Each record, word for word and stripped of pictures, is what the answer should contain.
Top of Extracted information
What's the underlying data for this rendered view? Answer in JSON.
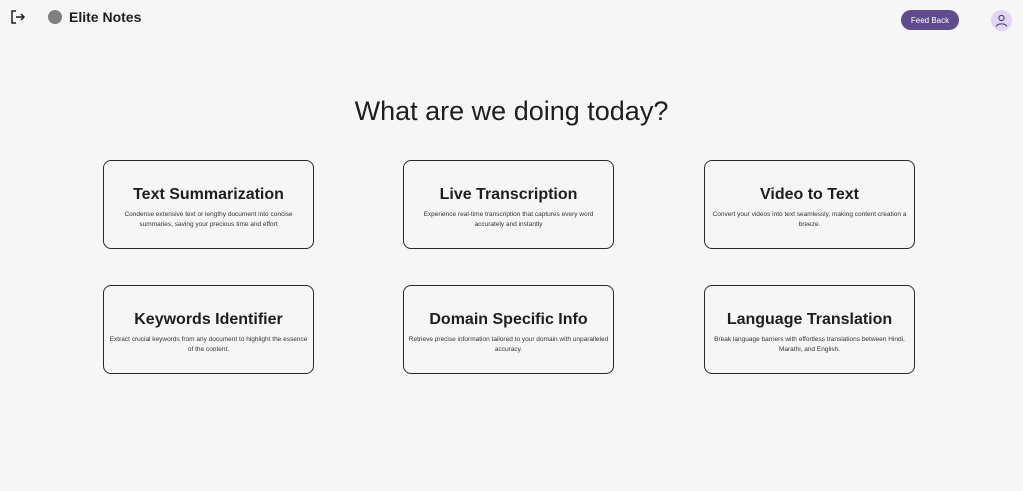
{
  "header": {
    "app_title": "Elite Notes",
    "feedback_label": "Feed Back",
    "logout_icon": "logout-icon",
    "avatar_icon": "user-icon"
  },
  "main": {
    "title": "What are we doing today?",
    "cards": [
      {
        "title": "Text Summarization",
        "description": "Condense extensive text or lengthy document into concise summaries, saving your precious time and effort"
      },
      {
        "title": "Live Transcription",
        "description": "Experience real-time transcription that captures every word accurately and instantly"
      },
      {
        "title": "Video to Text",
        "description": "Convert your videos into text seamlessly, making content creation a breeze."
      },
      {
        "title": "Keywords Identifier",
        "description": "Extract crucial keywords from any document to highlight the essence of the content."
      },
      {
        "title": "Domain Specific Info",
        "description": "Retrieve precise information tailored to your domain with unparalleled accuracy."
      },
      {
        "title": "Language Translation",
        "description": "Break language barriers with effortless translations between Hindi, Marathi, and English."
      }
    ]
  },
  "colors": {
    "background": "#f6f6f6",
    "accent": "#5e4c8f",
    "avatar_bg": "#e2d4f2",
    "logo_dot": "#808080"
  }
}
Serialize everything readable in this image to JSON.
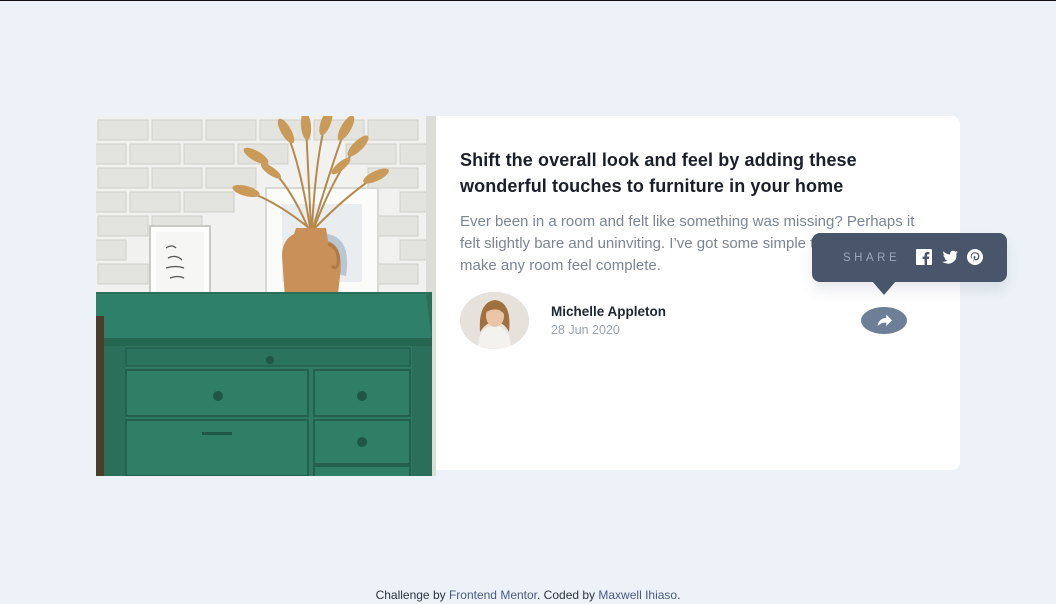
{
  "article": {
    "title": "Shift the overall look and feel by adding these wonderful touches to furniture in your home",
    "description": "Ever been in a room and felt like something was missing? Perhaps it felt slightly bare and uninviting. I’ve got some simple tips to help you make any room feel complete.",
    "image_icon": "drawers-photo"
  },
  "author": {
    "name": "Michelle Appleton",
    "date": "28 Jun 2020",
    "avatar_icon": "avatar-photo"
  },
  "share": {
    "label": "SHARE",
    "icons": [
      "facebook-icon",
      "twitter-icon",
      "pinterest-icon"
    ],
    "button_icon": "share-icon"
  },
  "footer": {
    "prefix": "Challenge by ",
    "challenge_link": "Frontend Mentor",
    "middle": ". Coded by ",
    "author_link": "Maxwell Ihiaso",
    "suffix": "."
  },
  "colors": {
    "background": "#ecf2f8",
    "card": "#ffffff",
    "popover": "#48556a",
    "share_button": "#6d7f97",
    "dresser": "#2e7a63"
  }
}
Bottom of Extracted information
## Task solution
What's the underlying data for this rendered view? Answer in JSON.
{
  "header": {
    "app_title": "Elite Notes",
    "feedback_label": "Feed Back",
    "logout_icon": "logout-icon",
    "avatar_icon": "user-icon"
  },
  "main": {
    "title": "What are we doing today?",
    "cards": [
      {
        "title": "Text Summarization",
        "description": "Condense extensive text or lengthy document into concise summaries, saving your precious time and effort"
      },
      {
        "title": "Live Transcription",
        "description": "Experience real-time transcription that captures every word accurately and instantly"
      },
      {
        "title": "Video to Text",
        "description": "Convert your videos into text seamlessly, making content creation a breeze."
      },
      {
        "title": "Keywords Identifier",
        "description": "Extract crucial keywords from any document to highlight the essence of the content."
      },
      {
        "title": "Domain Specific Info",
        "description": "Retrieve precise information tailored to your domain with unparalleled accuracy."
      },
      {
        "title": "Language Translation",
        "description": "Break language barriers with effortless translations between Hindi, Marathi, and English."
      }
    ]
  },
  "colors": {
    "background": "#f6f6f6",
    "accent": "#5e4c8f",
    "avatar_bg": "#e2d4f2",
    "logo_dot": "#808080"
  }
}
Serialize everything readable in this image to JSON.
{
  "article": {
    "title": "Shift the overall look and feel by adding these wonderful touches to furniture in your home",
    "description": "Ever been in a room and felt like something was missing? Perhaps it felt slightly bare and uninviting. I’ve got some simple tips to help you make any room feel complete.",
    "image_icon": "drawers-photo"
  },
  "author": {
    "name": "Michelle Appleton",
    "date": "28 Jun 2020",
    "avatar_icon": "avatar-photo"
  },
  "share": {
    "label": "SHARE",
    "icons": [
      "facebook-icon",
      "twitter-icon",
      "pinterest-icon"
    ],
    "button_icon": "share-icon"
  },
  "footer": {
    "prefix": "Challenge by ",
    "challenge_link": "Frontend Mentor",
    "middle": ". Coded by ",
    "author_link": "Maxwell Ihiaso",
    "suffix": "."
  },
  "colors": {
    "background": "#ecf2f8",
    "card": "#ffffff",
    "popover": "#48556a",
    "share_button": "#6d7f97",
    "dresser": "#2e7a63"
  }
}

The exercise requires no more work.